- Certification by the Court of Appeals: Here, the Court of Appeals acknowledges that a case is beyond its scope or jurisdiction and issues a Certification asking the Supreme Court to review the case. However, issuing a Certification does not compel the Supreme Court to accept a case for review. The case must meet the criteria mentioned above for the petition for review and bypass. Also, at least four Supreme Court Justices must agree to review such a case. An example is the Clean Water Action Council of Northeast Wisconsin v. Wisconsin Department of Natural Resources & Appleton Coated LLC (appeal no. 2013-AP–2112).

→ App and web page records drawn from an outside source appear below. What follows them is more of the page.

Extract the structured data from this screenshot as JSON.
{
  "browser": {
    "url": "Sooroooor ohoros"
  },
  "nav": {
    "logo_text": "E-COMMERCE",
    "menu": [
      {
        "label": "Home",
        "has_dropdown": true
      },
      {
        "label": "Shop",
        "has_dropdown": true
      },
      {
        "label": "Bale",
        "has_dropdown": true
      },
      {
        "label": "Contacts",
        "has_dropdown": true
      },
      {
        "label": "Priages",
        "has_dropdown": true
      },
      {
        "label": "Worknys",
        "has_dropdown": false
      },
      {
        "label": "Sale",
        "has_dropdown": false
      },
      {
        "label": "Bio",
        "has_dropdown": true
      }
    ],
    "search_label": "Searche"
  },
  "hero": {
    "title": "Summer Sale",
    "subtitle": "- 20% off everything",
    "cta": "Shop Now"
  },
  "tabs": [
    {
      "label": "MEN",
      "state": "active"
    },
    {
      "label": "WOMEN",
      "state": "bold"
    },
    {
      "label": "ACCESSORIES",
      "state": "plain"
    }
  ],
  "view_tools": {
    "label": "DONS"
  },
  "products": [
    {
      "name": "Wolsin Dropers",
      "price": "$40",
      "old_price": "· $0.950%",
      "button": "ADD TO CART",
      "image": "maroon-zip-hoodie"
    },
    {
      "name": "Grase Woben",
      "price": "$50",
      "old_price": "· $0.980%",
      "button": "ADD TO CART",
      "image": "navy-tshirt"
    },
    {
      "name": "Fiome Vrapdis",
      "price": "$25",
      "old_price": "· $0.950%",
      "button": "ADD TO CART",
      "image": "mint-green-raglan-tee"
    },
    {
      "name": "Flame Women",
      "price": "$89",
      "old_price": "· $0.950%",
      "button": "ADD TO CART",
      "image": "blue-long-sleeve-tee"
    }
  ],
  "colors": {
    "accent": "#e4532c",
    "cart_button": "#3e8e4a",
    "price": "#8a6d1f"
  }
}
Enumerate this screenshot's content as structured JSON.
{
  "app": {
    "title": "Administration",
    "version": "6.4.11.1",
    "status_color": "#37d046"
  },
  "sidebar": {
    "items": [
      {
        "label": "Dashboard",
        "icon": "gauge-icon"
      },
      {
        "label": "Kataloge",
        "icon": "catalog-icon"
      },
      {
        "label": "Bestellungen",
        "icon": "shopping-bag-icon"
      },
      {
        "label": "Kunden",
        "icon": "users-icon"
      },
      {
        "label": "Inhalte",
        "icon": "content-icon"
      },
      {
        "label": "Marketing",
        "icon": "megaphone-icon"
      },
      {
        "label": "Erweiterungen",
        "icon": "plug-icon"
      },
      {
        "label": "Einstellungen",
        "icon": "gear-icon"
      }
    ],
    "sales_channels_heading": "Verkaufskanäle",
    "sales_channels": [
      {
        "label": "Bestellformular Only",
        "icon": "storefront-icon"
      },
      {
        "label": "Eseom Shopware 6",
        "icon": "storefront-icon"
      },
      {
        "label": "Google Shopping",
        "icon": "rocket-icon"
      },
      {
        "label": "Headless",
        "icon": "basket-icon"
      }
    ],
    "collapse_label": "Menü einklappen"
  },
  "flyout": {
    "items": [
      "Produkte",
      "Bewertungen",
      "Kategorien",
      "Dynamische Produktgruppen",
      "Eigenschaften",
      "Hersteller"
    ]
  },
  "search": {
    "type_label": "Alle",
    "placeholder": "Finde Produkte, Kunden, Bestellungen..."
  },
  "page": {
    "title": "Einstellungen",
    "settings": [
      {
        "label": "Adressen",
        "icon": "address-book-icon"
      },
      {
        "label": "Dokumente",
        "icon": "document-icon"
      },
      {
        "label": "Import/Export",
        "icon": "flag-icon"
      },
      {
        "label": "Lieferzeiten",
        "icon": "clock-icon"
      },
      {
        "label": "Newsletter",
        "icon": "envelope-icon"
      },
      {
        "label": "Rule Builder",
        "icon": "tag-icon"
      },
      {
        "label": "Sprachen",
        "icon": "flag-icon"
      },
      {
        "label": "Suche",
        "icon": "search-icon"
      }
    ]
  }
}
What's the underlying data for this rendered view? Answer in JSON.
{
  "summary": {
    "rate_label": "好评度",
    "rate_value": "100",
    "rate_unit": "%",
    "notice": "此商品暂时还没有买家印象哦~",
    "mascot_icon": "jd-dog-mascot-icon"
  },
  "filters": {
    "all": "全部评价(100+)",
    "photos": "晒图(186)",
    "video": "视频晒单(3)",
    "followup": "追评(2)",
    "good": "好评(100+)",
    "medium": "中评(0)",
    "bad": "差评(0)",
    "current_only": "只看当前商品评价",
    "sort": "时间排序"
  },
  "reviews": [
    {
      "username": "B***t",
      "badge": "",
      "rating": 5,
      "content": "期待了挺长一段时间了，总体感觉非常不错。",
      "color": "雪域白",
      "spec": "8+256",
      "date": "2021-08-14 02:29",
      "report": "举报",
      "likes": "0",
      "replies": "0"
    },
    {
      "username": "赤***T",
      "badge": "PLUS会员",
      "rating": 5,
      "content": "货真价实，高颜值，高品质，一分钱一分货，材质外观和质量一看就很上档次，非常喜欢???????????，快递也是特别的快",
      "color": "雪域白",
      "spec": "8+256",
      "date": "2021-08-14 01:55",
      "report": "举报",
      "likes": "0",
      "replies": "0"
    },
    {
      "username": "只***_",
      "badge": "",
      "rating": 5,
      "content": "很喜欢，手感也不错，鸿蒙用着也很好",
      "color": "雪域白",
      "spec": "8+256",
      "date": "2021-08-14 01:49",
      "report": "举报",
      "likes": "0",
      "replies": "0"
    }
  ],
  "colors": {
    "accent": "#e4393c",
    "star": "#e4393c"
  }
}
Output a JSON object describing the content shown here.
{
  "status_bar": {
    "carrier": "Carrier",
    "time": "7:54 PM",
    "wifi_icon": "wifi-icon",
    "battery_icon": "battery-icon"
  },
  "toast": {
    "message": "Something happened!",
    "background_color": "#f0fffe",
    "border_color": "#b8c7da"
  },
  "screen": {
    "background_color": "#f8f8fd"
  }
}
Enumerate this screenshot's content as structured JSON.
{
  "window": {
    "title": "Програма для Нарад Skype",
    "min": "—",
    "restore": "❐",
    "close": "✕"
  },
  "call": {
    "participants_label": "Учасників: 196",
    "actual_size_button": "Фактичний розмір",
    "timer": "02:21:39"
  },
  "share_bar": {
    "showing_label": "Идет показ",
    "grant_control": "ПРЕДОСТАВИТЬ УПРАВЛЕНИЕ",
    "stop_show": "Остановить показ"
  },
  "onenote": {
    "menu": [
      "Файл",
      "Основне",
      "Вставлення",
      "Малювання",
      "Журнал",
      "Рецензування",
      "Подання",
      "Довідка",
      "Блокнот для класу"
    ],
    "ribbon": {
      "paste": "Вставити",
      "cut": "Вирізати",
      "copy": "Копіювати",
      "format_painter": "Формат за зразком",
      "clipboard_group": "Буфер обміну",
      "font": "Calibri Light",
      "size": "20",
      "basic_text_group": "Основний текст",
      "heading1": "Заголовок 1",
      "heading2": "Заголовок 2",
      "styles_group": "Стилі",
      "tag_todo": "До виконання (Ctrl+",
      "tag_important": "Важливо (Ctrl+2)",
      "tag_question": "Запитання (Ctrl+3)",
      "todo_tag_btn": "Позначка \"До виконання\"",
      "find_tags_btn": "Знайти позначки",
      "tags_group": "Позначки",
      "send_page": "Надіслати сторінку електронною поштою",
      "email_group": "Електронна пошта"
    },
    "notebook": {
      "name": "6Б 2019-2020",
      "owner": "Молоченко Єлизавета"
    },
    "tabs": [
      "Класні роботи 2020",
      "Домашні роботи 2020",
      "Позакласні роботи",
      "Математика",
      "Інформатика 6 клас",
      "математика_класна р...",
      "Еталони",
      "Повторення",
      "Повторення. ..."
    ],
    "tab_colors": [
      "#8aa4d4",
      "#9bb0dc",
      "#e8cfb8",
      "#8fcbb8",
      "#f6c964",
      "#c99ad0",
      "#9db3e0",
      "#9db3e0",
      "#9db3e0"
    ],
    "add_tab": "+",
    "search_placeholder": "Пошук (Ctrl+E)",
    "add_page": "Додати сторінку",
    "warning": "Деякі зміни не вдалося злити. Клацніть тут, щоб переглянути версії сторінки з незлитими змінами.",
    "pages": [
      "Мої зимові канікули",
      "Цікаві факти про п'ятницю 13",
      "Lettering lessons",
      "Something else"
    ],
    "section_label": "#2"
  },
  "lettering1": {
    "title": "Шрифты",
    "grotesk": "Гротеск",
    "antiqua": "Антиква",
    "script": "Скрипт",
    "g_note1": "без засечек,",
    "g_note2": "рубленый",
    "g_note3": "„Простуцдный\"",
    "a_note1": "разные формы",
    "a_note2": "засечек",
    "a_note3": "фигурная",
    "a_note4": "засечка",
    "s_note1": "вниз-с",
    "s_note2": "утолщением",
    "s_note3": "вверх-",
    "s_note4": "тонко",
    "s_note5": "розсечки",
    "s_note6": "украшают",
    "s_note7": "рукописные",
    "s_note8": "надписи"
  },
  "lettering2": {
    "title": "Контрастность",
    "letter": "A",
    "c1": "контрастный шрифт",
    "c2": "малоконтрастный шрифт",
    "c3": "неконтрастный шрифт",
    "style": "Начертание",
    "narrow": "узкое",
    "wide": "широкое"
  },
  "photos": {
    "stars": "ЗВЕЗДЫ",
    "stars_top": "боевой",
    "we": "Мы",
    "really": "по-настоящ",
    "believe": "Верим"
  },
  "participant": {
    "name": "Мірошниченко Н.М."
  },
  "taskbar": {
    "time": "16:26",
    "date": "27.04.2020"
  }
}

- Original Jurisdiction: Here, the litigants involved must agree that the case is of such great public importance that only a Supreme Court ruling will suffice. However, as the Supreme Court is not a fact-finding body, the litigants must present and agree on the facts that the court will consider beforehand. Generally, a petition for original jurisdiction must include a statement explaining:
- The background of the dispute;
- The facts in dispute;
- The relief or reconciliation sought;
- The merits of original jurisdiction.
Article VII, Section 4, of the Wisconsin Constitution stipulates that the Supreme Court shall have seven justices elected to 10-year terms. Prior to an amendment of the constitution in 2015, the most senior judge was the chief justice de jure. Following the amendment, the chief justice is elected to a two-year term by a majority vote of the serving justices in a nonpartisan election.
Supreme Court Justices do not have term limits and may serve until the age of 70 years old—the constitutional age of retirement per Article VII, Section 24. Candidates for Supreme Court Justiceship must be licensed to practice law in Wisconsin for at least five years, cannot hold any other elected office of public service, and be under the retirement age.
Per the Supreme Court Internal Operating Procedures, the Chief Justice is the Wisconsin judicial system’s administrative head. Upon expiration of the term, the party may face reelection or replacement, in which case the outgoing Chief Justice will resume justiceship if eligible. However, if a Chief Justice is incapacitated or removed from office, the governor may appoint an acting Chief Justice with Senate approval. The acting Chief Justice will hold the office pending the next election.
Under Article VII, Section 11, Wisconsin Supreme Court Justices may be removed from office viz:
- Disciplinary proceedings: Justices who violate Wisconsin’s Code of Judicial Conduct may be removed based on the Wisconsin judicial commission’s review.
- Impeachment: This requires a majority vote of the assembly and conviction by a two-thirds vote of the senate.
- Legislature Address: Following serial complaints, Justices may face dismissal by the address of both houses of the legislature with the concurrence of two-thirds of each house’s members.
- Recall election: Justices are subject to a recall election when 25 percent of the state’s eligible voters submit signatures.
The Wisconsin Supreme Court holds sessions at the state capital, and interested public members may attend court proceedings. The courtroom’s limited capacity means that only parties involved in the litigation and early visitors may attend proceedings. Alternatively, interested members of the public may attend live sessions of oral arguments remotely. The Wisconsin Supreme Court is located at:
Wisconsin State Capitol
110 East Main Street, #440
Madison, WI 53703
Phone: (608) 266–7442
Likewise, the Wisconsin Supreme Court maintains a table of cases accepted for review. Interested members of the public may download the table to access case information such as:
- The case number and abbreviated caption
- A brief statement of the issue
- Background information on how the case got to the Supreme Court
- The date of oral argument
- The Supreme Court mandate
- Citations to the court of appeals opinion, if applicable